- Drug interactions: another drug may reduce the concentration of an antiretroviral in your blood, reducing its efficacy.
- Poor drug absorption: this can happen to people with chronic HIV-associated diarrhoea or other malabsorption issues.
- Not following food requirements: this can also affect drug absorption and metabolism.
- Cost and affordability: including the lack of adequate health insurance. (ARVs are free in South Africa).
- Substance abuse and mental health problems: can lead to unreliable dosing and risk-taking behaviours.
- Other psychosocial issues: including poverty, unstable housing, discrimination, and the fear of disclosure.
Unless these factors are resolved, an increased risk of treatment failure with future drug regimens will continue.
ARV treatment lines

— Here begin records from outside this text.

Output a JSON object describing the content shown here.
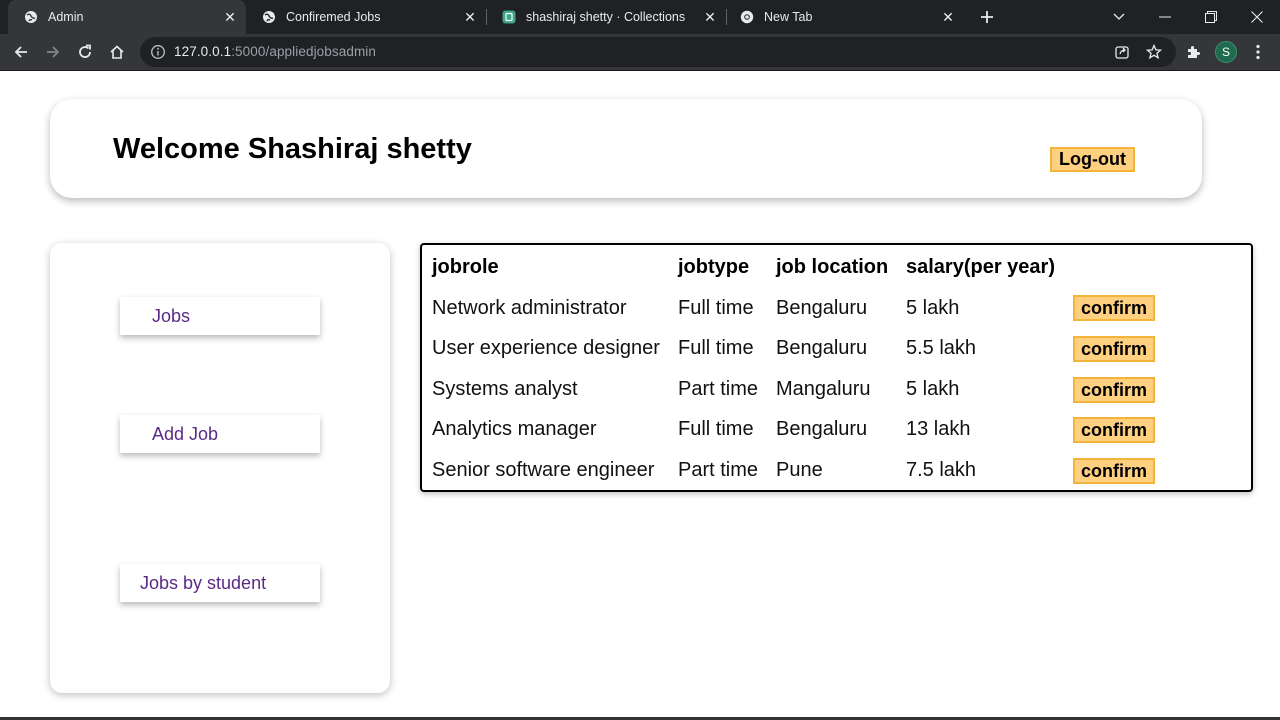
{
  "browser": {
    "tabs": [
      {
        "title": "Admin"
      },
      {
        "title": "Confiremed Jobs"
      },
      {
        "title": "shashiraj shetty · Collections"
      },
      {
        "title": "New Tab"
      }
    ],
    "url_host": "127.0.0.1",
    "url_path": ":5000/appliedjobsadmin",
    "profile_initial": "S"
  },
  "header": {
    "welcome": "Welcome Shashiraj shetty",
    "logout_label": "Log-out"
  },
  "sidebar": {
    "items": [
      {
        "label": "Jobs"
      },
      {
        "label": "Add Job"
      },
      {
        "label": "Jobs by student"
      }
    ]
  },
  "jobs_table": {
    "columns": [
      "jobrole",
      "jobtype",
      "job location",
      "salary(per year)"
    ],
    "action_label": "confirm",
    "rows": [
      {
        "jobrole": "Network administrator",
        "jobtype": "Full time",
        "location": "Bengaluru",
        "salary": "5 lakh"
      },
      {
        "jobrole": "User experience designer",
        "jobtype": "Full time",
        "location": "Bengaluru",
        "salary": "5.5 lakh"
      },
      {
        "jobrole": "Systems analyst",
        "jobtype": "Part time",
        "location": "Mangaluru",
        "salary": "5 lakh"
      },
      {
        "jobrole": "Analytics manager",
        "jobtype": "Full time",
        "location": "Bengaluru",
        "salary": "13 lakh"
      },
      {
        "jobrole": "Senior software engineer",
        "jobtype": "Part time",
        "location": "Pune",
        "salary": "7.5 lakh"
      }
    ]
  },
  "colors": {
    "button_fill": "#ffd080",
    "button_border": "#f4b43a",
    "sidebar_link": "#5b2a86",
    "chrome_dark": "#202124",
    "chrome_toolbar": "#35363a"
  },
  "icons": [
    "globe-icon",
    "close-icon",
    "collections-icon",
    "chrome-icon",
    "plus-icon",
    "chevron-down-icon",
    "minimize-icon",
    "restore-icon",
    "back-icon",
    "forward-icon",
    "reload-icon",
    "home-icon",
    "info-icon",
    "share-icon",
    "star-icon",
    "extensions-icon",
    "more-icon"
  ]
}
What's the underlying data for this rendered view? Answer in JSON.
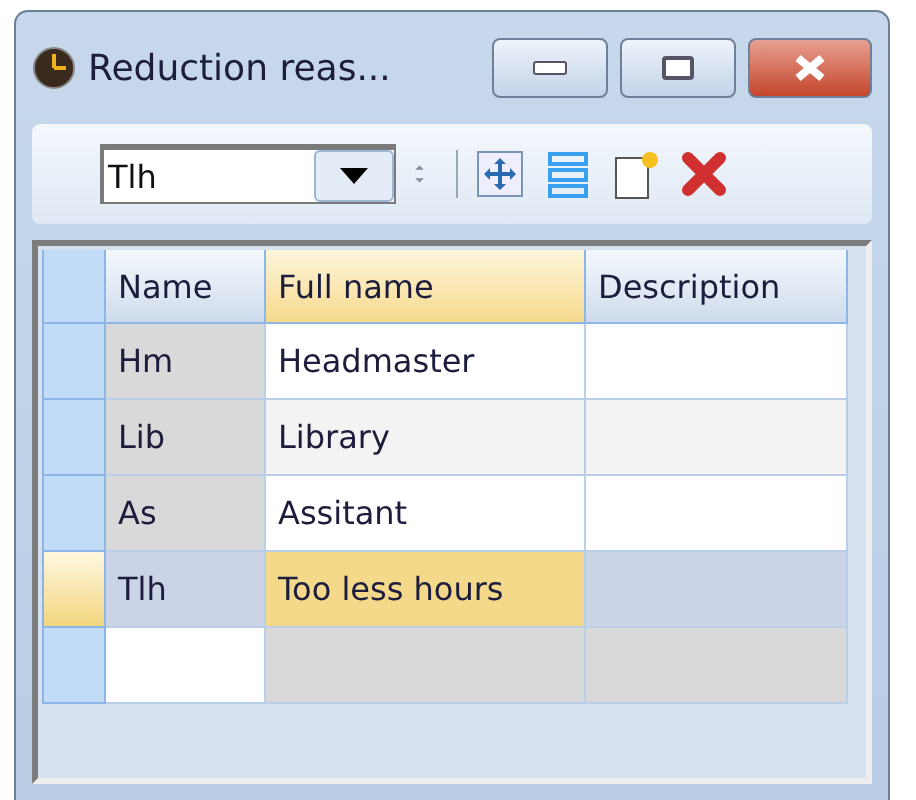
{
  "window": {
    "title": "Reduction reas..."
  },
  "toolbar": {
    "combo_value": "Tlh"
  },
  "table": {
    "columns": [
      {
        "label": "Name",
        "selected": false
      },
      {
        "label": "Full name",
        "selected": true
      },
      {
        "label": "Description",
        "selected": false
      }
    ],
    "rows": [
      {
        "cells": [
          "Hm",
          "Headmaster"
        ],
        "selected": false
      },
      {
        "cells": [
          "Lib",
          "Library"
        ],
        "selected": false
      },
      {
        "cells": [
          "As",
          "Assitant"
        ],
        "selected": false
      },
      {
        "cells": [
          "Tlh",
          "Too less hours"
        ],
        "selected": true
      }
    ],
    "new_row": true
  }
}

- First-line antiretroviral therapy for adults and adolescents consists of two nucleoside reverse-transcriptase inhibitors (NRTIs) and a nonnucleoside reverse transcriptase inhibitor or an integrase inhibitor.
- Second-line antiretroviral therapy regimens are used when patients develop treatment failure for first-line drug regimens. It is costly and it is not widely available for patients in resource limited settings. There is a need to maximise the duration of stay on second-line regimen. (This is available free in South Africa).
- Third-line therapy is defined to be any treatment regimen that included one of darunavir, raltegravir, or etravirine after documented PI-based ART failure and resistance.
The WHO recommends the use of the HIV drug dolutegravir (DTG) as the preferred first-line and second-line treatment for all populations, including pregnant women and those of childbearing potential.
Changing your ARV treatment regimen
Changing an ARV regimen is common in clinical practice for patients with either suppressed virologic replication or virologic failure. Those with virologic suppression usually have changes in ARV treatment in an attempt to alleviate acute toxicities, control chronic toxicities, or improve quality of life. This strategy generally appears reliable as long as the relevant issues, such as previous ARV treatment use, are considered.
A chronic condition can affect anyone. How you manage it is what makes the difference.
You can get cover of up to 1 million rand for your chronic health condition and up to 10 million if you are living with HIV.
SMS CHRONIC to 33857 to find out more.
Disclaimer: The information in this article is intended for educational purposes only. It is not intended to diagnose, treat or cure, and is not a substitute for professional consultation with a health professional.
We believe all South Africans should have Life Cover.
Another first from AllLife who have always believed that all South Africans should have Life Cover, regardless of their health.
You are guaranteed a minimum of R 3 Million Life Cover without any medical test, but you could qualify for up to R 10 Million depending on your circumstances.
Life Cover to secure your family financially when they need it most.
- No medicals for Life Cover for up to R 3 million
- Life cover for people between the ages of 18 – 75
- Paperless application
- Unlimited beneficiaries
All it takes is one phone call, and you could be covered today.